> **WORK INSTRUCTION**
Show all lines from the records below in which the string "skill" is present.

> **INFORMATION PROVIDED**
• • •
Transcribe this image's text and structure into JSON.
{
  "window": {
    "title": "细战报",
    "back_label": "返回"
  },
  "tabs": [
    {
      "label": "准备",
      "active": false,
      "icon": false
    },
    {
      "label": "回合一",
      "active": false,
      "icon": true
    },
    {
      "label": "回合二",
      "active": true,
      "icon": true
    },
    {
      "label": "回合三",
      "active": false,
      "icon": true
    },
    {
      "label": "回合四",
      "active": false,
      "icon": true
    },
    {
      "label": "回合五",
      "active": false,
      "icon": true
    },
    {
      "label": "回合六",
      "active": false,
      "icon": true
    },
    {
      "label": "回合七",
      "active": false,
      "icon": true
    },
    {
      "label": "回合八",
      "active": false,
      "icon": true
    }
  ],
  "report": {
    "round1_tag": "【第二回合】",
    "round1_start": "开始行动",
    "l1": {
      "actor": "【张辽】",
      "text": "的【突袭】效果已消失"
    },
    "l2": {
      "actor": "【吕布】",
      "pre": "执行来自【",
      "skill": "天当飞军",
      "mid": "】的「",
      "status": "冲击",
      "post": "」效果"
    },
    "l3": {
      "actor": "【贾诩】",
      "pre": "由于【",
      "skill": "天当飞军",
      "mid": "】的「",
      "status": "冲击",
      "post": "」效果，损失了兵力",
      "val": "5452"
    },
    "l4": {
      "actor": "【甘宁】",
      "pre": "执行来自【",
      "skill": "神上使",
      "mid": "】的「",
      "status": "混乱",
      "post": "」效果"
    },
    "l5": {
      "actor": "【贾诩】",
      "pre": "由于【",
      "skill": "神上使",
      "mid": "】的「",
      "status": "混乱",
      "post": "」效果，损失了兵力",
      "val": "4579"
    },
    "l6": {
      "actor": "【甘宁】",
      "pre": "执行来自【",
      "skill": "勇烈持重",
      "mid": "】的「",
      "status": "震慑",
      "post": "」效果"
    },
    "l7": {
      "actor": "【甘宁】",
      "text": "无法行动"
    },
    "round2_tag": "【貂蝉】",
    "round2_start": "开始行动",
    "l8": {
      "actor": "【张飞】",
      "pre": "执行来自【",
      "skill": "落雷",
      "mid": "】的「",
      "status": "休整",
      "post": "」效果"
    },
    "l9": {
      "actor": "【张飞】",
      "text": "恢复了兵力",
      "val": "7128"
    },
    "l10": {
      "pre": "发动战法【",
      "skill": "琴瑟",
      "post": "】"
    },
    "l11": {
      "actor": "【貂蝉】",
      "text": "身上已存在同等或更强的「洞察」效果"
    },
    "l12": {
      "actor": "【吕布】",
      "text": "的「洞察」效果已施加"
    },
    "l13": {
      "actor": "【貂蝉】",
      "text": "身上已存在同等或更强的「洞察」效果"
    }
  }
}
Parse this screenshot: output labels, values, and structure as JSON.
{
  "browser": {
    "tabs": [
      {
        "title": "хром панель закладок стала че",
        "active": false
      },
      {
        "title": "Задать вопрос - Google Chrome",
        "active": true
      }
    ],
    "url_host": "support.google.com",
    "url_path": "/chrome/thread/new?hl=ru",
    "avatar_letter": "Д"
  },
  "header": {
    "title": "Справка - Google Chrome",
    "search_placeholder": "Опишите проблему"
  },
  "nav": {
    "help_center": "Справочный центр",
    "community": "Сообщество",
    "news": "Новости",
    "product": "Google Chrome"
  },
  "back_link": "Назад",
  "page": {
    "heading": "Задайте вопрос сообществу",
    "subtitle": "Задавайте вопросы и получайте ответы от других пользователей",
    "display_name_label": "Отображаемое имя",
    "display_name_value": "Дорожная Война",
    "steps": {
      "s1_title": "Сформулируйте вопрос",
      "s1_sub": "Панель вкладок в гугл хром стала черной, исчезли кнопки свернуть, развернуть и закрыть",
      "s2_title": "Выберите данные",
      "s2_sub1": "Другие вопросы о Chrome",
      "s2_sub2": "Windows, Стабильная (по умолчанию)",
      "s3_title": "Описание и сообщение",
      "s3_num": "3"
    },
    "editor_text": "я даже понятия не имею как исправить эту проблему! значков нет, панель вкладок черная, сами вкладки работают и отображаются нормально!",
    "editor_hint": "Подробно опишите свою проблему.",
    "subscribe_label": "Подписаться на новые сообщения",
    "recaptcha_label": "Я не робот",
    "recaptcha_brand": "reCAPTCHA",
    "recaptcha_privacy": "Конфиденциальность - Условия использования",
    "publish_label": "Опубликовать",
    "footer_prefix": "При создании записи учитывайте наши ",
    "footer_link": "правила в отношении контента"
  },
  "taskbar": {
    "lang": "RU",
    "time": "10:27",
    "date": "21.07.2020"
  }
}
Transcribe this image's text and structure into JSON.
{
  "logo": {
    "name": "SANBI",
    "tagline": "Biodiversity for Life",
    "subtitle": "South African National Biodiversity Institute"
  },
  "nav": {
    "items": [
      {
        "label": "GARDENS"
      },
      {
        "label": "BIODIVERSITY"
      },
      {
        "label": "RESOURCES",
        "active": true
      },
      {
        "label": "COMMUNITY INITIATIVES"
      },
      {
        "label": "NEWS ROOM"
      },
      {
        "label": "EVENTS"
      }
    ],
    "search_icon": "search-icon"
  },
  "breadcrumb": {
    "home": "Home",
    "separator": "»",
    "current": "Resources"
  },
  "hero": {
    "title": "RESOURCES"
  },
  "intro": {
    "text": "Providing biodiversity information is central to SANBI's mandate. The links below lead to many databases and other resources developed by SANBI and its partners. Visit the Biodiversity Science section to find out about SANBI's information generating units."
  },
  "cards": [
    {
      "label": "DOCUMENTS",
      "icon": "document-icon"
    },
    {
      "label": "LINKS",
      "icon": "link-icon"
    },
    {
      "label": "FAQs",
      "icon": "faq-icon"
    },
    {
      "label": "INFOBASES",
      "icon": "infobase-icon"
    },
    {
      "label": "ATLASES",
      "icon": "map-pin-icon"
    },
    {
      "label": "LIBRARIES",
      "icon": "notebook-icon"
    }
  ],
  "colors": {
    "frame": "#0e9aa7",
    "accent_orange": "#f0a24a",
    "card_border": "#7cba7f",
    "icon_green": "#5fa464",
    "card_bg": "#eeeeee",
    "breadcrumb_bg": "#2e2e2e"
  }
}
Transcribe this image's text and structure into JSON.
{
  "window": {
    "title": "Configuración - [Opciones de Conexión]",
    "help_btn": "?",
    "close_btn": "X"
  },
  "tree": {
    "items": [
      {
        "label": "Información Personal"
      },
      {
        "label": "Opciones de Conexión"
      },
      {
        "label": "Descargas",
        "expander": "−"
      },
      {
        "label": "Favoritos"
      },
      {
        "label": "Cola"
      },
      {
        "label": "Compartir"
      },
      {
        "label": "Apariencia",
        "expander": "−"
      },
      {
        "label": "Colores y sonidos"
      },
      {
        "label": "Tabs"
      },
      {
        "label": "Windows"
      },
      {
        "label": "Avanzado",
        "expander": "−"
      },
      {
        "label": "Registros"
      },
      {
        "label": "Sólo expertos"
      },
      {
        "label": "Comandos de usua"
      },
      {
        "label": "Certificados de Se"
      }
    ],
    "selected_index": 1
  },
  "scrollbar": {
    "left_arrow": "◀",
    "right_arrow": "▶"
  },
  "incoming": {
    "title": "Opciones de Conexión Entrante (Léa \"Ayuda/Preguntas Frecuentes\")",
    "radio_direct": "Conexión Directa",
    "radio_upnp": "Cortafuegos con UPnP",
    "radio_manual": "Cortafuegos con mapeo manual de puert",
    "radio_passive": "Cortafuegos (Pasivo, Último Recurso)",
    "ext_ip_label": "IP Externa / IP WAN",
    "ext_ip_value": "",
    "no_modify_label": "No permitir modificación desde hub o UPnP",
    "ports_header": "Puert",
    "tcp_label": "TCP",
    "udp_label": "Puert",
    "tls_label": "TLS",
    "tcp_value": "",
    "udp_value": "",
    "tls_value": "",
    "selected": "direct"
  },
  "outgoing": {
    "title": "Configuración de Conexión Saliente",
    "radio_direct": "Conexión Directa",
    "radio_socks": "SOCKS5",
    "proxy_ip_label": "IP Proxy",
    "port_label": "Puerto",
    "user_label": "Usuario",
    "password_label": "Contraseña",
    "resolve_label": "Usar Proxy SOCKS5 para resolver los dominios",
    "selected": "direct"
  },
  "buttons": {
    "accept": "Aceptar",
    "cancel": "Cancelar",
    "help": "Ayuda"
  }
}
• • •
> **YOUR RESPONSE**
      "skill": "天当飞军",
      "skill": "天当飞军",
      "skill": "神上使",
      "skill": "神上使",
      "skill": "勇烈持重",
      "skill": "落雷",
      "skill": "琴瑟",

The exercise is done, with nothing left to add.